Recently, researchers from the US Forest Service and the Davey Institute decided to sit down and calculate how many lives per year urban forests help to save.
The reasoning behind the study came about due to some Forest Service colleagues finding a direct correlation between the number of deaths per year and tree loss.
The study found that the more trees there are in a given area, the lower the death rate. 10 major cities were included in the equation and it was discovered that urban forests save one or more lives per year. How do they do this? Allow me to tell you.
Urban forests help clean the air of fine, particulate matter. including dirt, smoke, dust and soot. This particulate matter air pollution, or PM2.5, can damage lungs and cause a myriad of health problems.
In fact, in Atlanta, GA alone, trees clean 71 tons of pollution a year from the air.
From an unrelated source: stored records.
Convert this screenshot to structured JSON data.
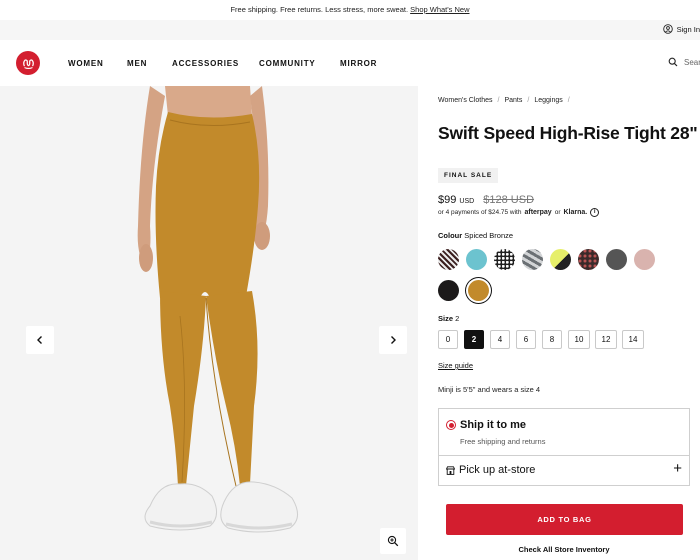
{
  "promo": {
    "text": "Free shipping. Free returns. Less stress, more sweat.",
    "link": "Shop What's New"
  },
  "util": {
    "signin": "Sign In",
    "signin_icon": "user-circle-icon"
  },
  "nav": {
    "logo": "lululemon-logo",
    "items": [
      "WOMEN",
      "MEN",
      "ACCESSORIES",
      "COMMUNITY",
      "MIRROR"
    ],
    "search_placeholder": "Search",
    "search_icon": "search-icon"
  },
  "gallery": {
    "prev_icon": "chevron-left-icon",
    "next_icon": "chevron-right-icon",
    "zoom_icon": "zoom-in-icon"
  },
  "product": {
    "breadcrumbs": [
      "Women's Clothes",
      "Pants",
      "Leggings"
    ],
    "title": "Swift Speed High-Rise Tight 28\"",
    "badge": "FINAL SALE",
    "price": "$99",
    "price_currency": "USD",
    "original_price": "$128 USD",
    "installments_text": "or 4 payments of $24.75 with",
    "afterpay": "afterpay",
    "or_text": "or",
    "klarna": "Klarna.",
    "info_icon": "info-icon",
    "colour_label": "Colour",
    "colour_value": "Spiced Bronze",
    "swatches": [
      {
        "name": "black-white-pattern",
        "color": "#4a2c2c"
      },
      {
        "name": "teal",
        "color": "#6cc3cf"
      },
      {
        "name": "black-dots",
        "color": "#1f1f1f"
      },
      {
        "name": "grey-camo",
        "color": "#9aa0a4"
      },
      {
        "name": "yellow-black",
        "color": "#e6ef6a"
      },
      {
        "name": "dark-speckle",
        "color": "#3a2a2a"
      },
      {
        "name": "charcoal",
        "color": "#555555"
      },
      {
        "name": "pink-mist",
        "color": "#d9b3ae"
      },
      {
        "name": "black",
        "color": "#1c1a1a"
      },
      {
        "name": "spiced-bronze",
        "color": "#c28a2b"
      }
    ],
    "selected_swatch": 9,
    "size_label": "Size",
    "size_value": "2",
    "sizes": [
      "0",
      "2",
      "4",
      "6",
      "8",
      "10",
      "12",
      "14"
    ],
    "selected_size": "2",
    "size_guide": "Size guide",
    "model_text": "Minji is 5'5\" and wears a size 4"
  },
  "fulfillment": {
    "ship_title": "Ship it to me",
    "ship_sub": "Free shipping and returns",
    "pickup_title": "Pick up at-store",
    "pickup_icon": "store-icon",
    "plus_icon": "plus-icon",
    "add_to_bag": "ADD TO BAG",
    "inventory": "Check All Store Inventory"
  },
  "colors": {
    "brand_red": "#d31e2f",
    "legging": "#c28a2b"
  }
}
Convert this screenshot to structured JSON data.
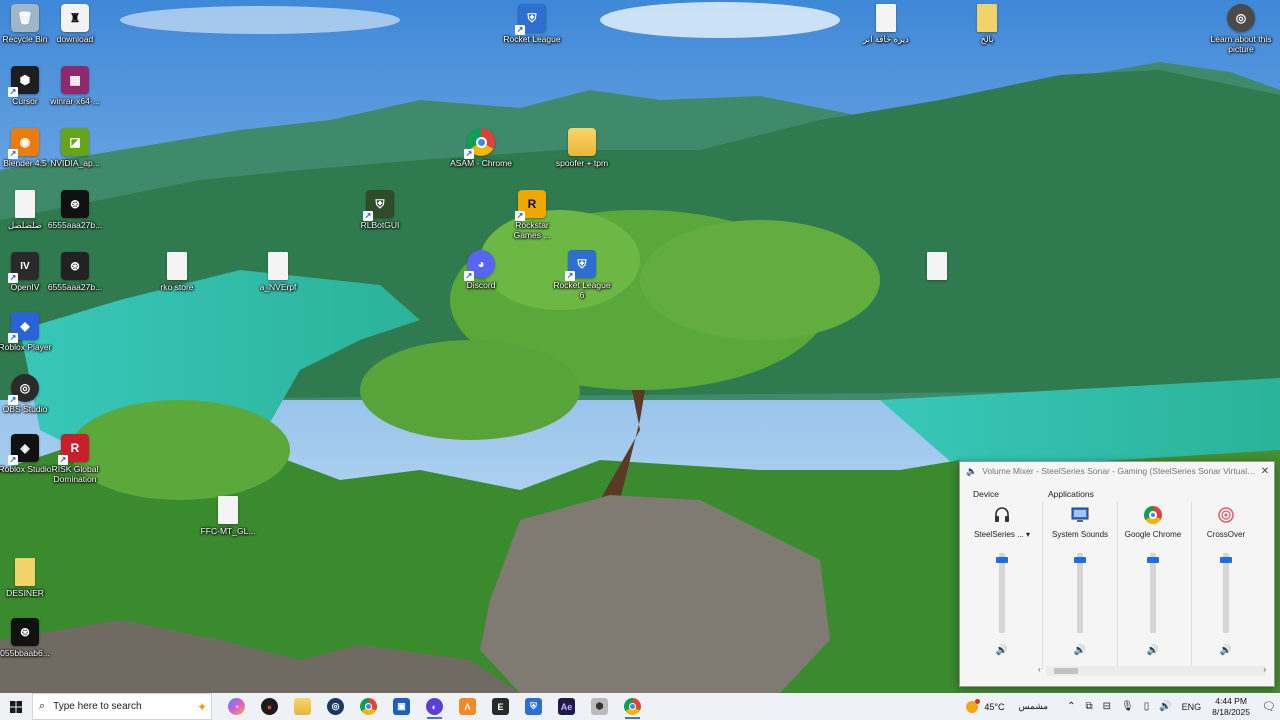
{
  "desktop": {
    "icons": [
      {
        "label": "Recycle Bin",
        "glyph": "🗑",
        "color": "#9fb6c8",
        "kind": "app"
      },
      {
        "label": "download",
        "glyph": "♜",
        "color": "#f2f2f2",
        "kind": "app"
      },
      {
        "label": "Cursor",
        "glyph": "⬢",
        "color": "#1e1e1e",
        "kind": "shortcut"
      },
      {
        "label": "winrar-x64-...",
        "glyph": "▦",
        "color": "#8c2a6b",
        "kind": "app"
      },
      {
        "label": "Blender 4.5",
        "glyph": "◉",
        "color": "#e87d0d",
        "kind": "shortcut"
      },
      {
        "label": "NVIDIA_ap...",
        "glyph": "◪",
        "color": "#66a41a",
        "kind": "app"
      },
      {
        "label": "صلصلصل",
        "glyph": "",
        "color": "#f2f2f2",
        "kind": "file"
      },
      {
        "label": "6555aaa27b...",
        "glyph": "⊛",
        "color": "#111",
        "kind": "app"
      },
      {
        "label": "OpenIV",
        "glyph": "IV",
        "color": "#2a2a2a",
        "kind": "shortcut"
      },
      {
        "label": "6555aaa27b...",
        "glyph": "⊛",
        "color": "#222",
        "kind": "app"
      },
      {
        "label": "rko store",
        "glyph": "",
        "color": "#f2f2f2",
        "kind": "file"
      },
      {
        "label": "a_NVErpf",
        "glyph": "",
        "color": "#f2f2f2",
        "kind": "file"
      },
      {
        "label": "Roblox Player",
        "glyph": "◆",
        "color": "#2a63d8",
        "kind": "shortcut"
      },
      {
        "label": "OBS Studio",
        "glyph": "◎",
        "color": "#2b2b2b",
        "kind": "shortcut"
      },
      {
        "label": "Roblox Studio",
        "glyph": "◈",
        "color": "#111",
        "kind": "shortcut"
      },
      {
        "label": "RISK Global Domination",
        "glyph": "R",
        "color": "#c8202a",
        "kind": "shortcut"
      },
      {
        "label": "FFC-MT_GL...",
        "glyph": "",
        "color": "#f2f2f2",
        "kind": "file"
      },
      {
        "label": "DESINER",
        "glyph": "",
        "color": "#f2f2f2",
        "kind": "file"
      },
      {
        "label": "055bbaab6...",
        "glyph": "⊛",
        "color": "#111",
        "kind": "app"
      },
      {
        "label": "Rocket League",
        "glyph": "⛨",
        "color": "#2c6fcf",
        "kind": "shortcut"
      },
      {
        "label": "ASAM - Chrome",
        "glyph": "◐",
        "color": "#e8e8e8",
        "kind": "shortcut"
      },
      {
        "label": "spoofer + tpm",
        "glyph": "",
        "color": "#f2d36a",
        "kind": "folder"
      },
      {
        "label": "RLBotGUI",
        "glyph": "⛨",
        "color": "#2f4c2a",
        "kind": "shortcut"
      },
      {
        "label": "Rockstar Games ...",
        "glyph": "R",
        "color": "#f0a800",
        "kind": "shortcut"
      },
      {
        "label": "Discord",
        "glyph": "◕",
        "color": "#5865f2",
        "kind": "shortcut"
      },
      {
        "label": "Rocket League 6",
        "glyph": "⛨",
        "color": "#2c6fcf",
        "kind": "shortcut"
      },
      {
        "label": "ذيرة خافة ابر",
        "glyph": "",
        "color": "#f2f2f2",
        "kind": "file"
      },
      {
        "label": "بالخ",
        "glyph": "",
        "color": "#f2d36a",
        "kind": "file"
      },
      {
        "label": "Learn about this picture",
        "glyph": "◎",
        "color": "#4a4a4a",
        "kind": "app"
      },
      {
        "label": "",
        "glyph": "",
        "color": "#f2f2f2",
        "kind": "file"
      }
    ]
  },
  "mixer": {
    "title": "Volume Mixer - SteelSeries Sonar - Gaming (SteelSeries Sonar Virtual Audio ...",
    "device_header": "Device",
    "apps_header": "Applications",
    "channels": [
      {
        "name": "SteelSeries ...",
        "icon": "headset-icon",
        "level": 0.95
      },
      {
        "name": "System Sounds",
        "icon": "system-sounds-icon",
        "level": 0.95
      },
      {
        "name": "Google Chrome",
        "icon": "chrome-icon",
        "level": 0.95
      },
      {
        "name": "CrossOver",
        "icon": "crossover-icon",
        "level": 0.95
      }
    ]
  },
  "taskbar": {
    "search_placeholder": "Type here to search",
    "apps": [
      "copilot",
      "app-red-dot",
      "file-explorer",
      "steam",
      "chrome",
      "store",
      "chrome-dev",
      "sublime",
      "epic-games",
      "rocket-league",
      "after-effects",
      "cursor",
      "chrome-2"
    ],
    "weather_temp": "45°C",
    "weather_desc": "مشمس",
    "language": "ENG",
    "time": "4:44 PM",
    "date": "8/18/2025"
  }
}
In New York City, urban forests clean enough pollution out of the air to save 7 or 8 lives per year!
This research also found that by cleaning up the air, urban forests not only save lives but also reduce the number of days people have to take off work due to illness and reduce the number of hospital visits.
Economic benefits in Syracuse, NY amounted to $1.1 million, while in New York City, the economic benefits were an astounding $60.1 million!
The Forest Service issued a press release stating, in part:
“Overall, the greatest effect of trees on reducing health impacts of PM2.5 occurred in New York City due to its relatively large human population and the trees’ moderately high removal rate and reduction in pollution concentration.
The greatest overall removal by trees was in Atlanta due to its relatively high percent tree cover and PM2.5 concentrations.”
These unbelievable findings only covered the benefits associated with cleaning up PM2.5. They didn’t even touch on the life-saving and economic benefits that are reaped from the urban forest’s ability to clean up sulfur dioxide, ozone, nitrogen dioxide, larger soot particles and other types of air pollutants.
As Forest Service researcher, Michael Rains stated in the press release, “This research clearly illustrates that America’s urban forests are critical capital investments helping produce clear air and water; reduce energy costs; and making cities more livable.”